> PROBLEM TO SOLVE
Your output should be each line from the material below that has the word "data".

-- SUPPLIED INFORMATION follows --

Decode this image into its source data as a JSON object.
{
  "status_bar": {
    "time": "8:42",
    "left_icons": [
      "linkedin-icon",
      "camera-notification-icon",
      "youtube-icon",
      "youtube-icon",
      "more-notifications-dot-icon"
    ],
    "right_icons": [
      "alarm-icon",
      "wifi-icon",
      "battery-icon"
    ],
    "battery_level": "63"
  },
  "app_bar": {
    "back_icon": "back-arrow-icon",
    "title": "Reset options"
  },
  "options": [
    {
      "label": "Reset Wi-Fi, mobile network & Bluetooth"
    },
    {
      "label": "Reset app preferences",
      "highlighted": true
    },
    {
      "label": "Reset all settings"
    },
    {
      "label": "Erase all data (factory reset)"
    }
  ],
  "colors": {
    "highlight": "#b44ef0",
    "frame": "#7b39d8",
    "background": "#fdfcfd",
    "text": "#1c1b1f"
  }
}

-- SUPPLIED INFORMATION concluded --

> ANSWER TO THE PROBLEM
Decode this image into its source data as a JSON object.
      "label": "Erase all data (factory reset)"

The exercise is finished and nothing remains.